If you suspect either you or a loved one has a problem with gambling addiction, it’s important to know you’re not alone. This can be treated as any other psychological condition. Most jurisdictions offering legal gambling, also provide support systems for those in need. If this is not the case, there are numerous anonymous groups, call centers, and professionals trained for these kinds of issues that you can contact any time you need.
There are a lot of self-help groups that operate on a local and international level that help discuss, connect and work through the issues with others who have gone through (or are in the middle of) the same process. Some of the most well-known international groups are Gamblers Anonymous and Bettors Anonymous that organize their meetings world-wide. Gam-Anon from California is a group created to give support to family members of a person with a gambling problem.
For those who feel the urge to instantly talk about their problems, another way of getting help is through hotlines or live chats. They give off resources, information, and directions on how to look for further help with gambling addiction and whom you can turn to, as well as emotional support. They are free of charge and available 24/7 for every person out there. Just as most anonymous groups, they operate on a local and international level. There are call center number listings available by states that are easily accessible for anyone in need. Also, GamCare Netline’s live chat that operates in the UK is a great example of a live chat service dedicated to people dealing with a gambling problem who are more comfortable with writing about their issues (they also provide telephone support). These kinds of services are easily accessible with the utmost confidentiality.
Likewise, depending on the state, you can always look for anonymous professional help, from a local therapist trained for these issues.
How to Gamble Responsibly: Tips
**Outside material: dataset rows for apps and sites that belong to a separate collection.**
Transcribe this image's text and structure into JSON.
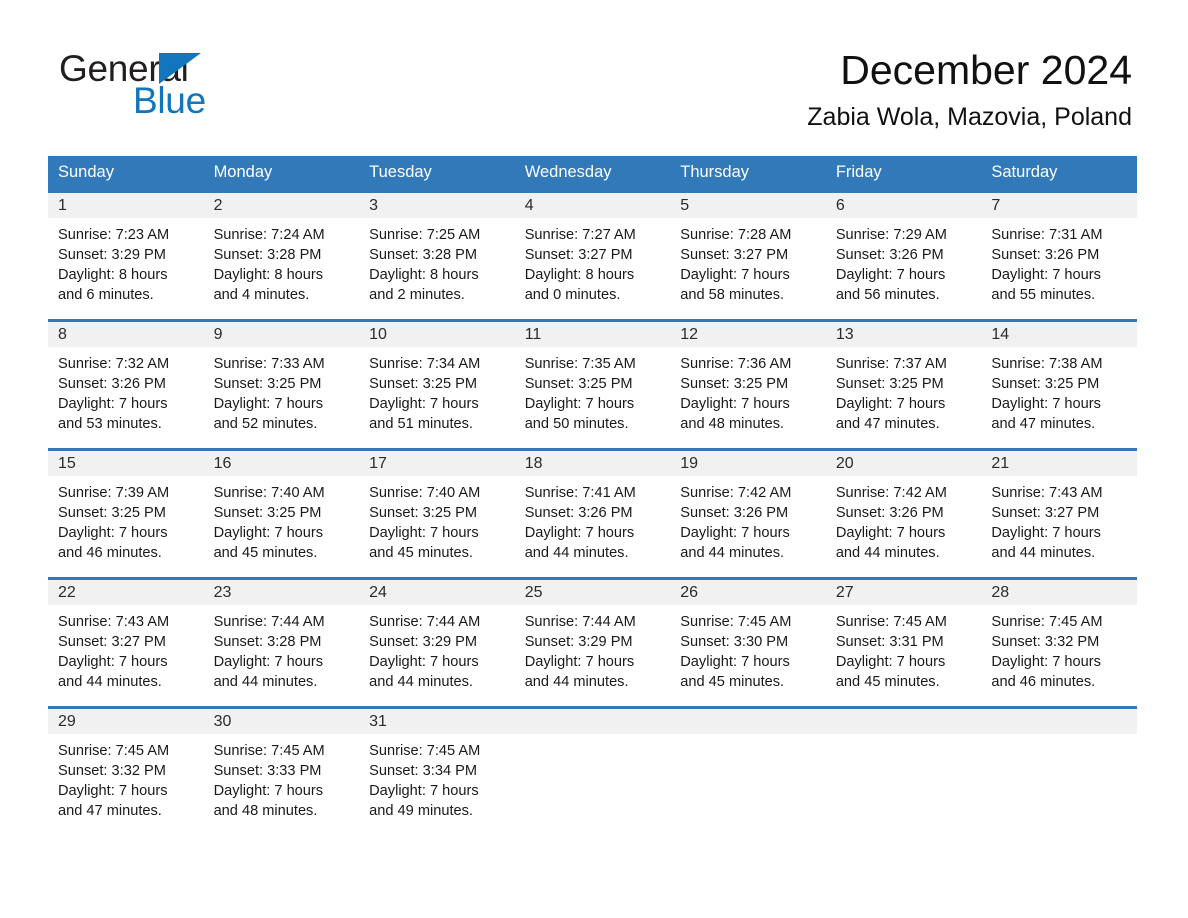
{
  "brand": {
    "name_part1": "General",
    "name_part2": "Blue",
    "flag_icon": "triangle-flag-icon"
  },
  "header": {
    "month_title": "December 2024",
    "location": "Zabia Wola, Mazovia, Poland"
  },
  "colors": {
    "header_blue": "#3179b8",
    "brand_blue": "#1275bd",
    "daynum_bg": "#f1f1f1",
    "text": "#1a1a1a"
  },
  "weekdays": [
    "Sunday",
    "Monday",
    "Tuesday",
    "Wednesday",
    "Thursday",
    "Friday",
    "Saturday"
  ],
  "weeks": [
    [
      {
        "day": "1",
        "sunrise": "Sunrise: 7:23 AM",
        "sunset": "Sunset: 3:29 PM",
        "daylight1": "Daylight: 8 hours",
        "daylight2": "and 6 minutes."
      },
      {
        "day": "2",
        "sunrise": "Sunrise: 7:24 AM",
        "sunset": "Sunset: 3:28 PM",
        "daylight1": "Daylight: 8 hours",
        "daylight2": "and 4 minutes."
      },
      {
        "day": "3",
        "sunrise": "Sunrise: 7:25 AM",
        "sunset": "Sunset: 3:28 PM",
        "daylight1": "Daylight: 8 hours",
        "daylight2": "and 2 minutes."
      },
      {
        "day": "4",
        "sunrise": "Sunrise: 7:27 AM",
        "sunset": "Sunset: 3:27 PM",
        "daylight1": "Daylight: 8 hours",
        "daylight2": "and 0 minutes."
      },
      {
        "day": "5",
        "sunrise": "Sunrise: 7:28 AM",
        "sunset": "Sunset: 3:27 PM",
        "daylight1": "Daylight: 7 hours",
        "daylight2": "and 58 minutes."
      },
      {
        "day": "6",
        "sunrise": "Sunrise: 7:29 AM",
        "sunset": "Sunset: 3:26 PM",
        "daylight1": "Daylight: 7 hours",
        "daylight2": "and 56 minutes."
      },
      {
        "day": "7",
        "sunrise": "Sunrise: 7:31 AM",
        "sunset": "Sunset: 3:26 PM",
        "daylight1": "Daylight: 7 hours",
        "daylight2": "and 55 minutes."
      }
    ],
    [
      {
        "day": "8",
        "sunrise": "Sunrise: 7:32 AM",
        "sunset": "Sunset: 3:26 PM",
        "daylight1": "Daylight: 7 hours",
        "daylight2": "and 53 minutes."
      },
      {
        "day": "9",
        "sunrise": "Sunrise: 7:33 AM",
        "sunset": "Sunset: 3:25 PM",
        "daylight1": "Daylight: 7 hours",
        "daylight2": "and 52 minutes."
      },
      {
        "day": "10",
        "sunrise": "Sunrise: 7:34 AM",
        "sunset": "Sunset: 3:25 PM",
        "daylight1": "Daylight: 7 hours",
        "daylight2": "and 51 minutes."
      },
      {
        "day": "11",
        "sunrise": "Sunrise: 7:35 AM",
        "sunset": "Sunset: 3:25 PM",
        "daylight1": "Daylight: 7 hours",
        "daylight2": "and 50 minutes."
      },
      {
        "day": "12",
        "sunrise": "Sunrise: 7:36 AM",
        "sunset": "Sunset: 3:25 PM",
        "daylight1": "Daylight: 7 hours",
        "daylight2": "and 48 minutes."
      },
      {
        "day": "13",
        "sunrise": "Sunrise: 7:37 AM",
        "sunset": "Sunset: 3:25 PM",
        "daylight1": "Daylight: 7 hours",
        "daylight2": "and 47 minutes."
      },
      {
        "day": "14",
        "sunrise": "Sunrise: 7:38 AM",
        "sunset": "Sunset: 3:25 PM",
        "daylight1": "Daylight: 7 hours",
        "daylight2": "and 47 minutes."
      }
    ],
    [
      {
        "day": "15",
        "sunrise": "Sunrise: 7:39 AM",
        "sunset": "Sunset: 3:25 PM",
        "daylight1": "Daylight: 7 hours",
        "daylight2": "and 46 minutes."
      },
      {
        "day": "16",
        "sunrise": "Sunrise: 7:40 AM",
        "sunset": "Sunset: 3:25 PM",
        "daylight1": "Daylight: 7 hours",
        "daylight2": "and 45 minutes."
      },
      {
        "day": "17",
        "sunrise": "Sunrise: 7:40 AM",
        "sunset": "Sunset: 3:25 PM",
        "daylight1": "Daylight: 7 hours",
        "daylight2": "and 45 minutes."
      },
      {
        "day": "18",
        "sunrise": "Sunrise: 7:41 AM",
        "sunset": "Sunset: 3:26 PM",
        "daylight1": "Daylight: 7 hours",
        "daylight2": "and 44 minutes."
      },
      {
        "day": "19",
        "sunrise": "Sunrise: 7:42 AM",
        "sunset": "Sunset: 3:26 PM",
        "daylight1": "Daylight: 7 hours",
        "daylight2": "and 44 minutes."
      },
      {
        "day": "20",
        "sunrise": "Sunrise: 7:42 AM",
        "sunset": "Sunset: 3:26 PM",
        "daylight1": "Daylight: 7 hours",
        "daylight2": "and 44 minutes."
      },
      {
        "day": "21",
        "sunrise": "Sunrise: 7:43 AM",
        "sunset": "Sunset: 3:27 PM",
        "daylight1": "Daylight: 7 hours",
        "daylight2": "and 44 minutes."
      }
    ],
    [
      {
        "day": "22",
        "sunrise": "Sunrise: 7:43 AM",
        "sunset": "Sunset: 3:27 PM",
        "daylight1": "Daylight: 7 hours",
        "daylight2": "and 44 minutes."
      },
      {
        "day": "23",
        "sunrise": "Sunrise: 7:44 AM",
        "sunset": "Sunset: 3:28 PM",
        "daylight1": "Daylight: 7 hours",
        "daylight2": "and 44 minutes."
      },
      {
        "day": "24",
        "sunrise": "Sunrise: 7:44 AM",
        "sunset": "Sunset: 3:29 PM",
        "daylight1": "Daylight: 7 hours",
        "daylight2": "and 44 minutes."
      },
      {
        "day": "25",
        "sunrise": "Sunrise: 7:44 AM",
        "sunset": "Sunset: 3:29 PM",
        "daylight1": "Daylight: 7 hours",
        "daylight2": "and 44 minutes."
      },
      {
        "day": "26",
        "sunrise": "Sunrise: 7:45 AM",
        "sunset": "Sunset: 3:30 PM",
        "daylight1": "Daylight: 7 hours",
        "daylight2": "and 45 minutes."
      },
      {
        "day": "27",
        "sunrise": "Sunrise: 7:45 AM",
        "sunset": "Sunset: 3:31 PM",
        "daylight1": "Daylight: 7 hours",
        "daylight2": "and 45 minutes."
      },
      {
        "day": "28",
        "sunrise": "Sunrise: 7:45 AM",
        "sunset": "Sunset: 3:32 PM",
        "daylight1": "Daylight: 7 hours",
        "daylight2": "and 46 minutes."
      }
    ],
    [
      {
        "day": "29",
        "sunrise": "Sunrise: 7:45 AM",
        "sunset": "Sunset: 3:32 PM",
        "daylight1": "Daylight: 7 hours",
        "daylight2": "and 47 minutes."
      },
      {
        "day": "30",
        "sunrise": "Sunrise: 7:45 AM",
        "sunset": "Sunset: 3:33 PM",
        "daylight1": "Daylight: 7 hours",
        "daylight2": "and 48 minutes."
      },
      {
        "day": "31",
        "sunrise": "Sunrise: 7:45 AM",
        "sunset": "Sunset: 3:34 PM",
        "daylight1": "Daylight: 7 hours",
        "daylight2": "and 49 minutes."
      },
      {
        "day": "",
        "sunrise": "",
        "sunset": "",
        "daylight1": "",
        "daylight2": ""
      },
      {
        "day": "",
        "sunrise": "",
        "sunset": "",
        "daylight1": "",
        "daylight2": ""
      },
      {
        "day": "",
        "sunrise": "",
        "sunset": "",
        "daylight1": "",
        "daylight2": ""
      },
      {
        "day": "",
        "sunrise": "",
        "sunset": "",
        "daylight1": "",
        "daylight2": ""
      }
    ]
  ]
}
Many people gamble for enjoyment, or just for the sake of gambling, but others think of gambling as a way to make money or even use gambling to distract themselves from everyday problems. However, it is important to have some rules about how you gamble so you can keep yourself safe and keep your playing fun and enjoyable.
1. Don’t think of gambling as a way to make easy money.
Gambling is designed for the venue to make money, not the other way around. Thinking that gambling is a way to make money will, over time, make you give away far more money than you receive.
2. Decide how much money you can spend on gambling.
You can make a budget that will serve only for entertainment. Decide how much money you can spend on gambling, and make sure you are never exceeding that budget.
3. Set a time limit beforehand.
You can decide how much time you will spend on gambling. Set an alarm clock, and when the time is up – walk away! The more time you spend gambling, the more money you’re likely to lose.
4. Don’t try to chase your losses.
If you set your money limit and lose it, but then decide to win some of it back before you go, then you haven’t set any limits. Chasing losses usually leads to even bigger ones.
5. Stay out of gambling when depressed or upset.
Make sure you play only when you are clear-headed and content. Stress and emotional upset can adversely affect your decision-making.
6. Balance gambling with other activities.
If it becomes your only form of entertainment, it’s unlikely you’re still just doing it for fun. It’s a far greater indicator that you are having a problem. Make sure you are keeping your activities intact, as well as having other means of having fun.
7. Don’t gamble when under the influence of substances.
Just as being in a bad mood can affect your decision-making and rationality, substances can have a much greater impact on your judgment, making it distorted and biased, and making you more impulsive.
8. Learn how to take healthy breaks, even restrictions, and self-exclusion when needed.
Gambling continuously can cause you to lose track of time and perspective. Make regular breaks between the games. If needed, take a longer break from it – maybe for a couple of days, or a week or two, or even a month. It’s important to keep your head cool.